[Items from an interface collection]
=== Begin Enclosure ===

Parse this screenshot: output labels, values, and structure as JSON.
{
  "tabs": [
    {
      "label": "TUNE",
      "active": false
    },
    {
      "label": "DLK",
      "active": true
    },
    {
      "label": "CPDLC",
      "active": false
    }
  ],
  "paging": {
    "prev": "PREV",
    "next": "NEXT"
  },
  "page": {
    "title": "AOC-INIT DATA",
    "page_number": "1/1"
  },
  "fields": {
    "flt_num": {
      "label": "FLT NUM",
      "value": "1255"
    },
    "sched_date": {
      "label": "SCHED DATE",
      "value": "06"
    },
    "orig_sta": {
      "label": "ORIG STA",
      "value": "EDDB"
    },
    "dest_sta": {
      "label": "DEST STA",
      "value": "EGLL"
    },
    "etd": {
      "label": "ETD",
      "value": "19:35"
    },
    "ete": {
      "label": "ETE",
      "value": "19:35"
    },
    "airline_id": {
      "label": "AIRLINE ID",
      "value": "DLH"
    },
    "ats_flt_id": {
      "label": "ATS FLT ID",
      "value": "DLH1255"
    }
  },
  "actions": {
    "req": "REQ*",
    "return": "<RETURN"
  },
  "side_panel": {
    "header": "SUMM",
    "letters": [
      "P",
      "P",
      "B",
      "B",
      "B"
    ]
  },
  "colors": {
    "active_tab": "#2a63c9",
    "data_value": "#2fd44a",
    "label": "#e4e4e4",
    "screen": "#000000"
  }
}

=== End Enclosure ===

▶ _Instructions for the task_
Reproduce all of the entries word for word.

▶ _Answer to the exercise_
Parse this screenshot: output labels, values, and structure as JSON.
{
  "tabs": [
    {
      "label": "TUNE",
      "active": false
    },
    {
      "label": "DLK",
      "active": true
    },
    {
      "label": "CPDLC",
      "active": false
    }
  ],
  "paging": {
    "prev": "PREV",
    "next": "NEXT"
  },
  "page": {
    "title": "AOC-INIT DATA",
    "page_number": "1/1"
  },
  "fields": {
    "flt_num": {
      "label": "FLT NUM",
      "value": "1255"
    },
    "sched_date": {
      "label": "SCHED DATE",
      "value": "06"
    },
    "orig_sta": {
      "label": "ORIG STA",
      "value": "EDDB"
    },
    "dest_sta": {
      "label": "DEST STA",
      "value": "EGLL"
    },
    "etd": {
      "label": "ETD",
      "value": "19:35"
    },
    "ete": {
      "label": "ETE",
      "value": "19:35"
    },
    "airline_id": {
      "label": "AIRLINE ID",
      "value": "DLH"
    },
    "ats_flt_id": {
      "label": "ATS FLT ID",
      "value": "DLH1255"
    }
  },
  "actions": {
    "req": "REQ*",
    "return": "<RETURN"
  },
  "side_panel": {
    "header": "SUMM",
    "letters": [
      "P",
      "P",
      "B",
      "B",
      "B"
    ]
  },
  "colors": {
    "active_tab": "#2a63c9",
    "data_value": "#2fd44a",
    "label": "#e4e4e4",
    "screen": "#000000"
  }
}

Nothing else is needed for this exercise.